In proper scientific inquiry there is always substantial disagreement amongst experts. Who do you trust? Who do you believe in? Even in scientific communities the elusive “truth” often becomes a matter of belief, not of knowledge or facts. Even Albert Einstein, one of the brightest minds of recent history, spent years and years during the later stages of his career trying to unsuccessfully refute some of the more disturbing aspects of quantum mechanics, simply because – and despite all evidence to the contrary – he refused to believe them to be true. (3)
Here is how you can identify someone who has actually taken the time to dive into a topic, and has the courage to tell the truth about the extent of her knowledge: She will not give you yes or no answers. That person operates in the gray area between yes and no, and is likely to start with “it depends” when you ask her something. Be vary of those who claim to have the definite answers and paint you a picture of black and white world, no matter how tempting that world might be in its beauty and simplicity. (3)
The black and white world is full of statements like:
- The fat you eat goes straight into your thighs/belly/wherever it is you don’t want it.
- If you eat cholesterol-rich foods, you will end up with high cholesterol.
- Human beings are rational decision-makers.
The real world is messy, ambiguous and sometimes counterintuitive. Welcome to the real world.
(1) To get some idea about the “evidence” behind media headlines in the field of medicine, watch these TED talks:
Goldacre, Ben (2011). Battling bad science. TEDGlobal 2011, . Available at: http://www.ted.com/talks/ben_goldacre_battling_bad_science.html [Accessed 21 November 2012].
Goldacre, Ben (2012). What doctors don’t know about the drugs they prescribe. TEDMED 2012, . Available at: http://www.ted.com/talks/ben_goldacre_what_doctors_don_t_know_about_the_drugs_they_prescribe.html [Accessed 21 November 2012].
(2) For some hair-raising reading on this topic, check: Tavris, C., & Aronson, E. (2008). Mistakes Were Made (but Not by Me): Why We Justify Foolish Beliefs, Bad Decisions and Hurtful Acts.

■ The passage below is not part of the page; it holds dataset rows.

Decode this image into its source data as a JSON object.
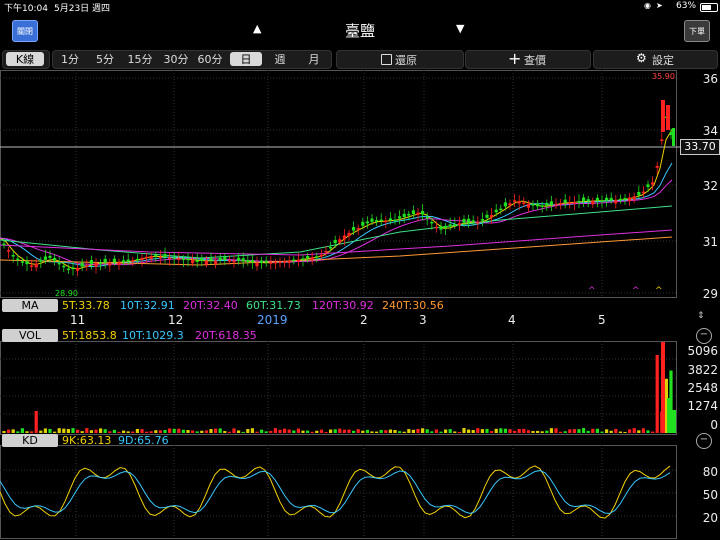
{
  "status": {
    "time": "下午10:04",
    "date": "5月23日 週四",
    "battery": "63%"
  },
  "header": {
    "close_label": "關閉",
    "prev_arrow": "▲",
    "title": "臺鹽",
    "next_arrow": "▼",
    "order_label": "下單"
  },
  "toolbar": {
    "kline_label": "K線",
    "timeframes": [
      "1分",
      "5分",
      "15分",
      "30分",
      "60分",
      "日",
      "週",
      "月"
    ],
    "selected_timeframe": "日",
    "restore_label": "還原",
    "query_label": "查價",
    "settings_label": "設定"
  },
  "price_axis": {
    "labels": [
      "36",
      "34",
      "32",
      "31",
      "29"
    ],
    "current_price": "33.70"
  },
  "annotations": {
    "high": "35.90",
    "low": "28.90"
  },
  "ma": {
    "tag": "MA",
    "items": [
      {
        "label": "5T:33.78",
        "color": "#f2d200"
      },
      {
        "label": "10T:32.91",
        "color": "#38c7ff"
      },
      {
        "label": "20T:32.40",
        "color": "#e02fe0"
      },
      {
        "label": "60T:31.73",
        "color": "#3fe28a"
      },
      {
        "label": "120T:30.92",
        "color": "#e02fe0"
      },
      {
        "label": "240T:30.56",
        "color": "#ff9a33"
      }
    ]
  },
  "x_axis": [
    "11",
    "12",
    "2019",
    "2",
    "3",
    "4",
    "5"
  ],
  "vol": {
    "tag": "VOL",
    "items": [
      {
        "label": "5T:1853.8",
        "color": "#f2d200"
      },
      {
        "label": "10T:1029.3",
        "color": "#38c7ff"
      },
      {
        "label": "20T:618.35",
        "color": "#e02fe0"
      }
    ],
    "axis": [
      "5096",
      "3822",
      "2548",
      "1274",
      "0"
    ]
  },
  "kd": {
    "tag": "KD",
    "items": [
      {
        "label": "9K:63.13",
        "color": "#f2d200"
      },
      {
        "label": "9D:65.76",
        "color": "#38c7ff"
      }
    ],
    "axis": [
      "80",
      "50",
      "20"
    ]
  },
  "colors": {
    "up": "#ff2020",
    "down": "#20e020",
    "frame": "#888888"
  }
}
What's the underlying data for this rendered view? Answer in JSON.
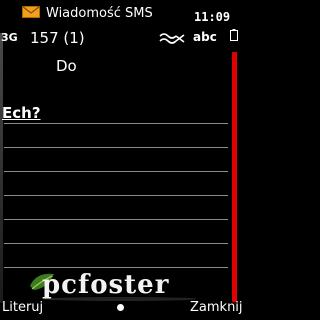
{
  "status": {
    "title": "Wiadomość SMS",
    "clock": "11:09",
    "network": "3G",
    "envelope_icon": "envelope-icon",
    "battery_icon": "battery-icon"
  },
  "compose": {
    "char_counter": "157 (1)",
    "input_mode": "abc",
    "input_mode_icon": "link-icon",
    "to_label": "Do",
    "message_text": "Ech?"
  },
  "softkeys": {
    "left": "Literuj",
    "right": "Zamknij"
  },
  "watermark": {
    "text": "pcfoster",
    "icon": "leaf-logo-icon"
  },
  "colors": {
    "background": "#000000",
    "text": "#ffffff",
    "accent": "#e00000",
    "envelope": "#f0a020",
    "rule_lines": "#8a8a8a"
  }
}
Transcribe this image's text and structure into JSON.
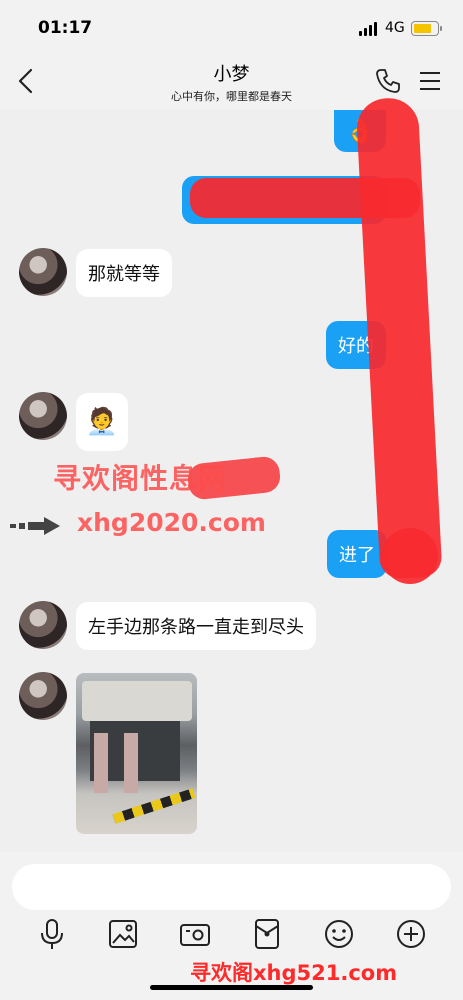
{
  "status_bar": {
    "time": "01:17",
    "network": "4G",
    "battery_level": 0.75
  },
  "nav": {
    "title": "小梦",
    "subtitle": "心中有你，哪里都是春天"
  },
  "messages": [
    {
      "from": "me",
      "type": "emoji",
      "content": "👌"
    },
    {
      "from": "me",
      "type": "text",
      "content": ""
    },
    {
      "from": "contact",
      "type": "text",
      "content": "那就等等"
    },
    {
      "from": "me",
      "type": "text",
      "content": "好的"
    },
    {
      "from": "contact",
      "type": "emoji",
      "content": "🧑‍💼"
    },
    {
      "from": "me",
      "type": "text",
      "content": "进了"
    },
    {
      "from": "contact",
      "type": "text",
      "content": "左手边那条路一直走到尽头"
    },
    {
      "from": "contact",
      "type": "image",
      "content": "photo of building entrance"
    }
  ],
  "watermarks": {
    "line1": "寻欢阁性息网",
    "line2": "xhg2020.com",
    "bottom": "寻欢阁xhg521.com"
  },
  "input": {
    "placeholder": ""
  },
  "toolbar": [
    "microphone-icon",
    "image-icon",
    "camera-icon",
    "red-packet-icon",
    "emoji-icon",
    "plus-icon"
  ],
  "colors": {
    "bubble_out": "#1aa0f5",
    "bubble_in": "#ffffff",
    "redaction": "#f72a2f",
    "watermark": "#ff4b4b"
  }
}
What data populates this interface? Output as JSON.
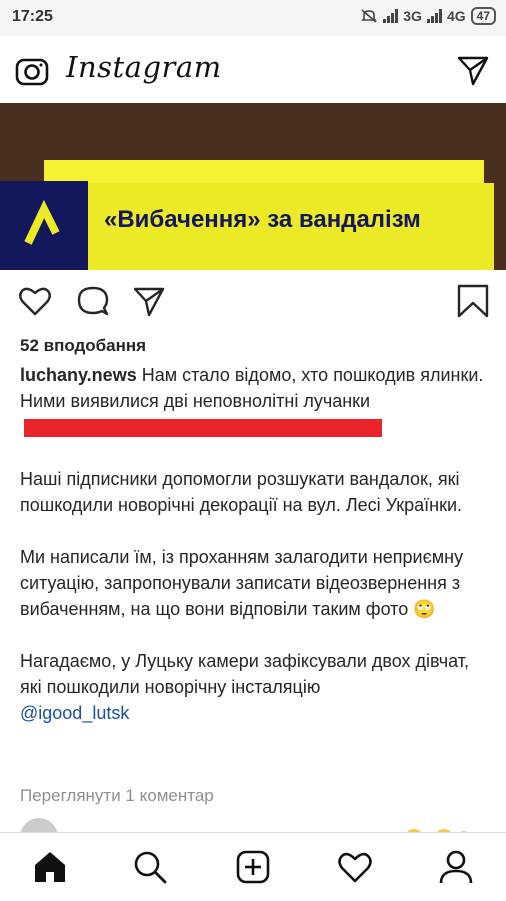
{
  "status_bar": {
    "time": "17:25",
    "network_1": "3G",
    "network_2": "4G",
    "battery": "47"
  },
  "app": {
    "title": "Instagram"
  },
  "post": {
    "image_headline": "«Вибачення» за вандалізм",
    "likes": "52 вподобання",
    "username": "luchany.news",
    "caption_p1": "Нам стало відомо, хто пошкодив ялинки. Ними виявилися дві неповнолітні лучанки",
    "caption_p2": "Наші підписники допомогли розшукати вандалок, які пошкодили новорічні декорації на вул. Лесі Українки.",
    "caption_p3": "Ми написали їм, із проханням залагодити неприємну ситуацію, запропонували записати відеозвернення з вибаченням, на що вони відповіли таким фото 🙄",
    "caption_p4": "Нагадаємо, у Луцьку камери зафіксували двох дівчат, які пошкодили новорічну інсталяцію",
    "mention": "@igood_lutsk",
    "view_comments": "Переглянути 1 коментар"
  },
  "colors": {
    "accent_yellow": "#ecea27",
    "navy": "#13175c",
    "brown": "#4a2e1f",
    "redaction": "#e8232a",
    "link": "#1a4fa0"
  },
  "icons": {
    "top_left": "camera-icon",
    "top_right": "direct-send-icon",
    "actions": [
      "heart-icon",
      "comment-icon",
      "share-icon",
      "bookmark-icon"
    ],
    "nav": [
      "home-icon",
      "search-icon",
      "add-post-icon",
      "activity-heart-icon",
      "profile-icon"
    ]
  }
}
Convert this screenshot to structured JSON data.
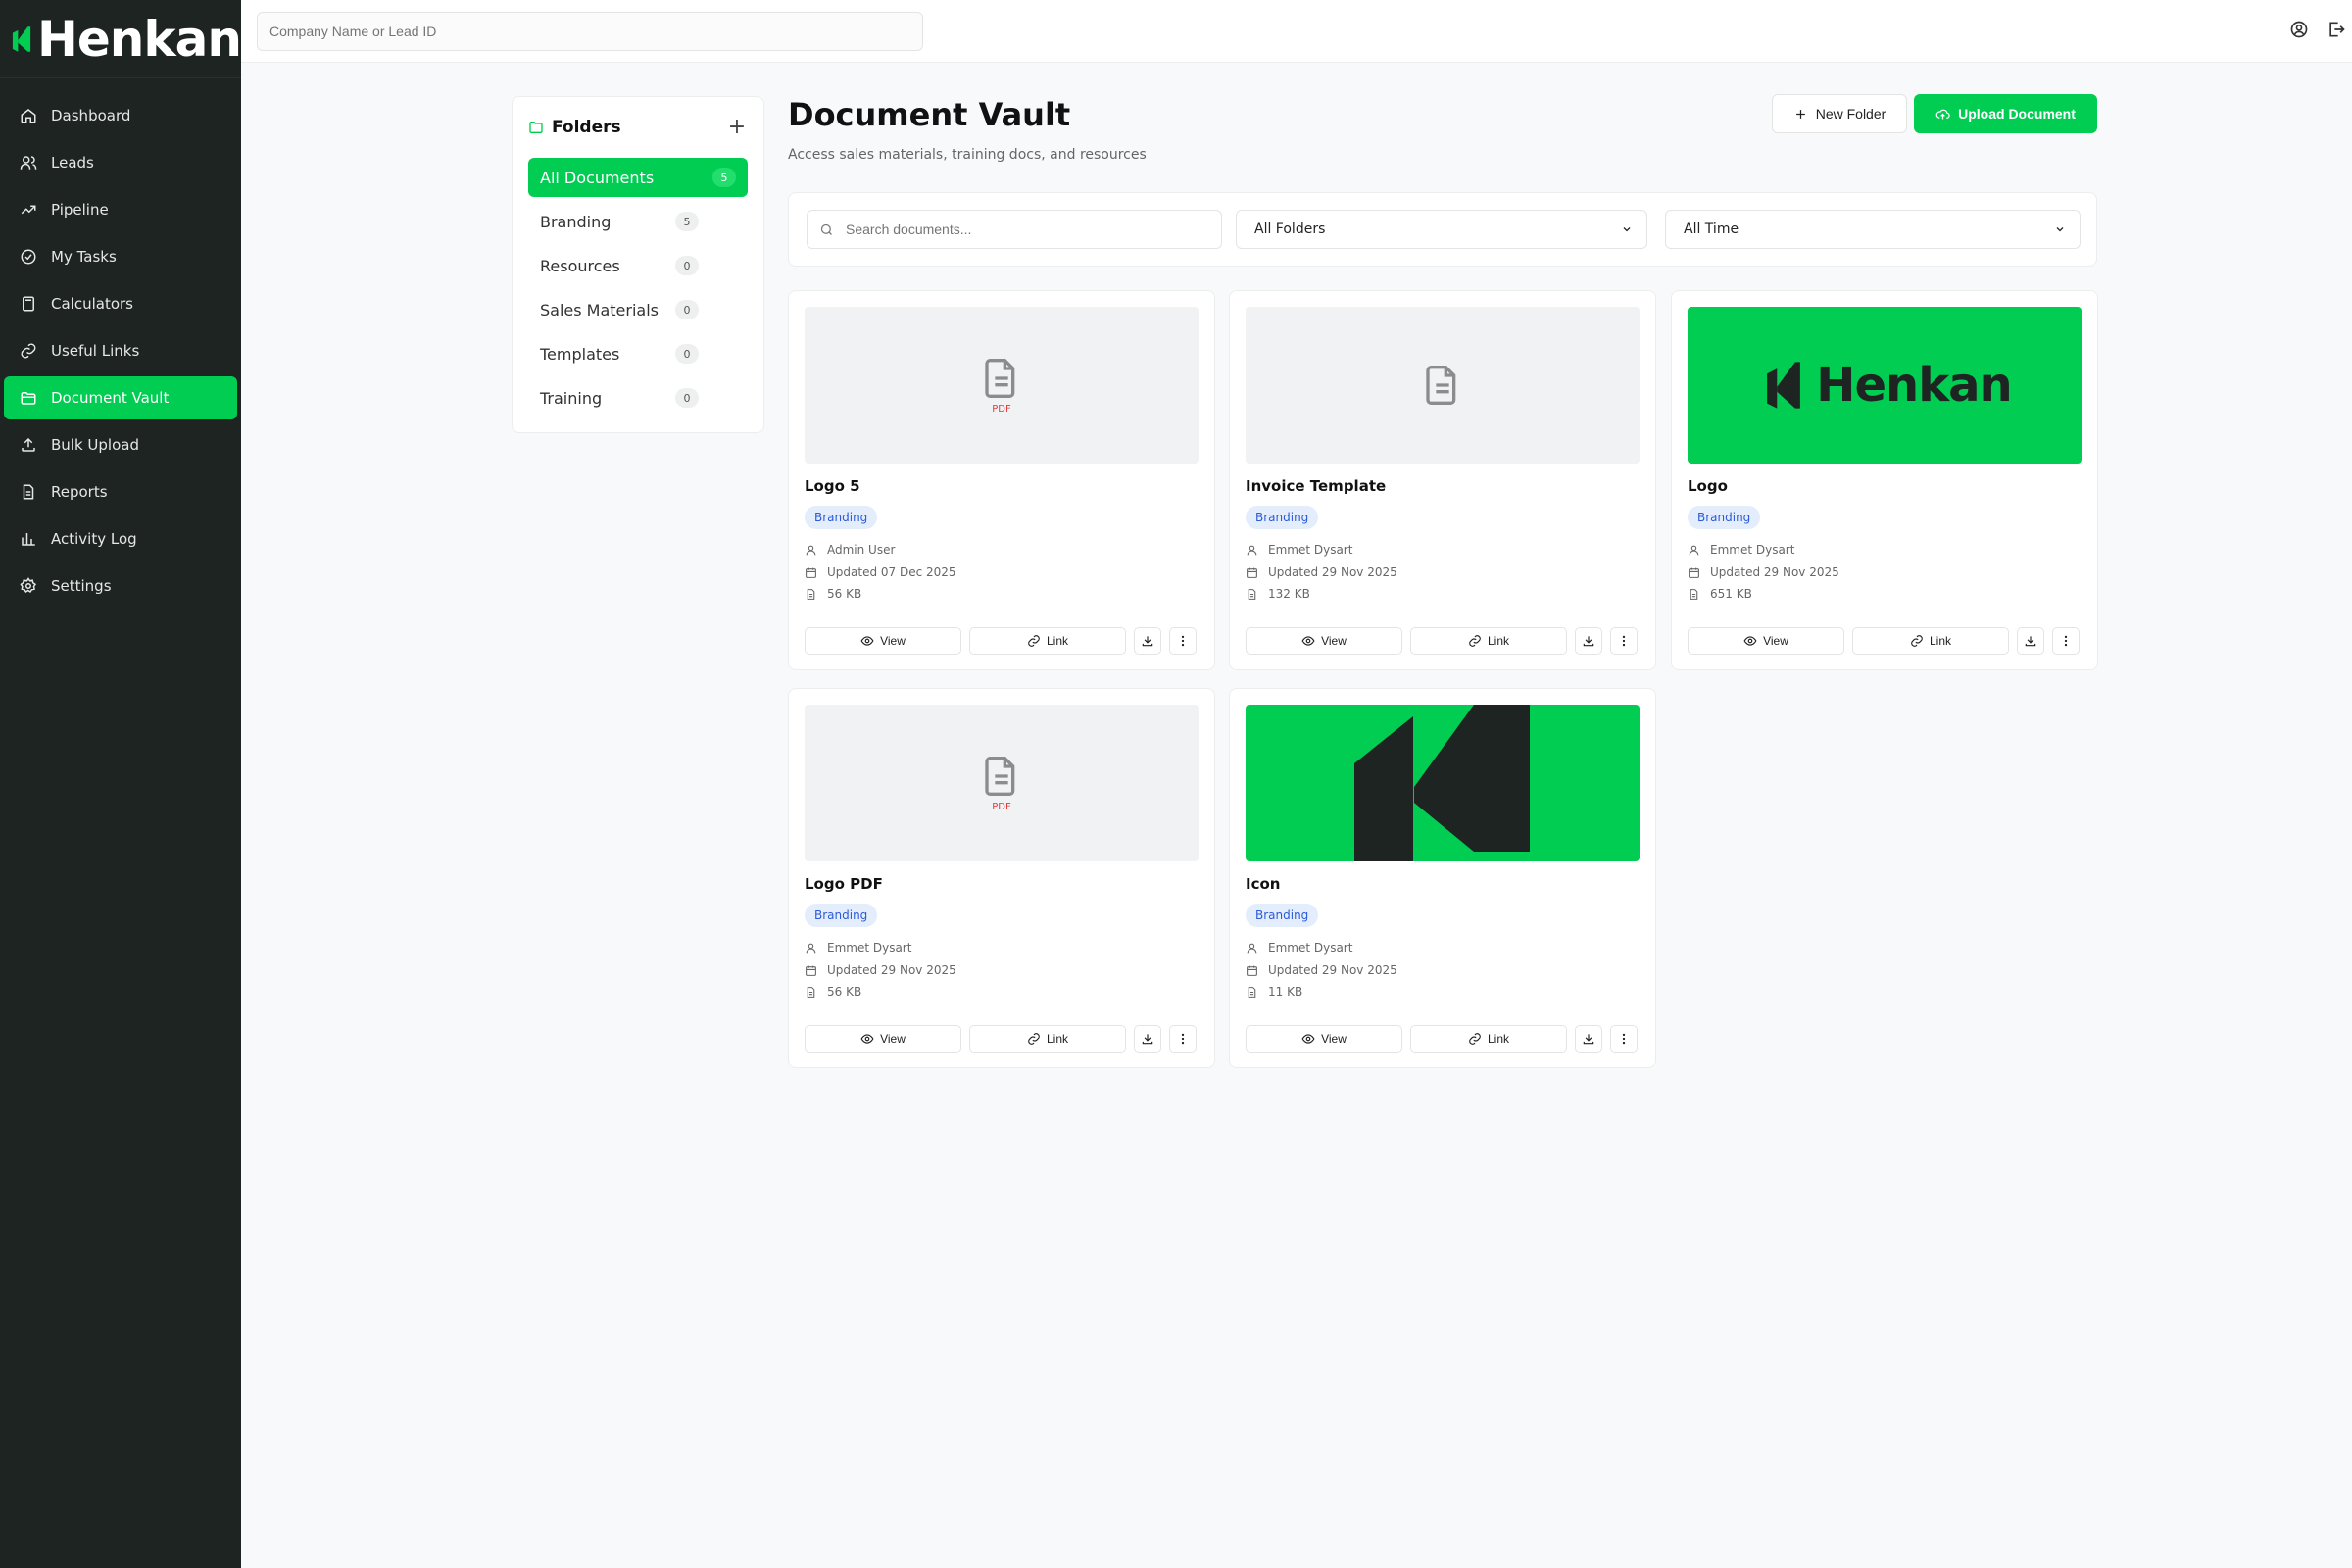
{
  "brand": {
    "name": "Henkan"
  },
  "colors": {
    "accent": "#00cd52",
    "sidebar": "#1e2422",
    "tag_bg": "#e4edfc",
    "tag_text": "#2b5bd7",
    "pdf_label": "#e23a3a"
  },
  "topbar": {
    "search_placeholder": "Company Name or Lead ID",
    "icons": [
      "user-circle-icon",
      "logout-icon"
    ]
  },
  "sidebar": {
    "items": [
      {
        "label": "Dashboard",
        "icon": "home-icon"
      },
      {
        "label": "Leads",
        "icon": "users-icon"
      },
      {
        "label": "Pipeline",
        "icon": "trend-icon"
      },
      {
        "label": "My Tasks",
        "icon": "check-circle-icon"
      },
      {
        "label": "Calculators",
        "icon": "calculator-icon"
      },
      {
        "label": "Useful Links",
        "icon": "link-icon"
      },
      {
        "label": "Document Vault",
        "icon": "folder-open-icon",
        "active": true
      },
      {
        "label": "Bulk Upload",
        "icon": "upload-icon"
      },
      {
        "label": "Reports",
        "icon": "file-icon"
      },
      {
        "label": "Activity Log",
        "icon": "bar-chart-icon"
      },
      {
        "label": "Settings",
        "icon": "gear-icon"
      }
    ]
  },
  "folders": {
    "title": "Folders",
    "items": [
      {
        "label": "All Documents",
        "count": "5",
        "active": true
      },
      {
        "label": "Branding",
        "count": "5"
      },
      {
        "label": "Resources",
        "count": "0"
      },
      {
        "label": "Sales Materials",
        "count": "0"
      },
      {
        "label": "Templates",
        "count": "0"
      },
      {
        "label": "Training",
        "count": "0"
      }
    ]
  },
  "main": {
    "title": "Document Vault",
    "subtitle": "Access sales materials, training docs, and resources",
    "new_folder_label": "New Folder",
    "upload_label": "Upload Document"
  },
  "filters": {
    "search_placeholder": "Search documents...",
    "folder_select": "All Folders",
    "time_select": "All Time"
  },
  "documents": [
    {
      "title": "Logo 5",
      "tag": "Branding",
      "author": "Admin User",
      "updated": "Updated 07 Dec 2025",
      "size": "56 KB",
      "thumb": "pdf",
      "thumb_label": "PDF"
    },
    {
      "title": "Invoice Template",
      "tag": "Branding",
      "author": "Emmet Dysart",
      "updated": "Updated 29 Nov 2025",
      "size": "132 KB",
      "thumb": "doc"
    },
    {
      "title": "Logo",
      "tag": "Branding",
      "author": "Emmet Dysart",
      "updated": "Updated 29 Nov 2025",
      "size": "651 KB",
      "thumb": "logo",
      "thumb_label": "Henkan"
    },
    {
      "title": "Logo PDF",
      "tag": "Branding",
      "author": "Emmet Dysart",
      "updated": "Updated 29 Nov 2025",
      "size": "56 KB",
      "thumb": "pdf",
      "thumb_label": "PDF"
    },
    {
      "title": "Icon",
      "tag": "Branding",
      "author": "Emmet Dysart",
      "updated": "Updated 29 Nov 2025",
      "size": "11 KB",
      "thumb": "icon"
    }
  ],
  "card_actions": {
    "view": "View",
    "link": "Link"
  }
}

Pinter & Martin Ltd. (Buy from Amazon.com or Amazon.co.uk).
(3) Isaacson, Walter (2007). Einstein: His Life and Universe. [Audible edition, Unabridged] Simon & Schuster Audio.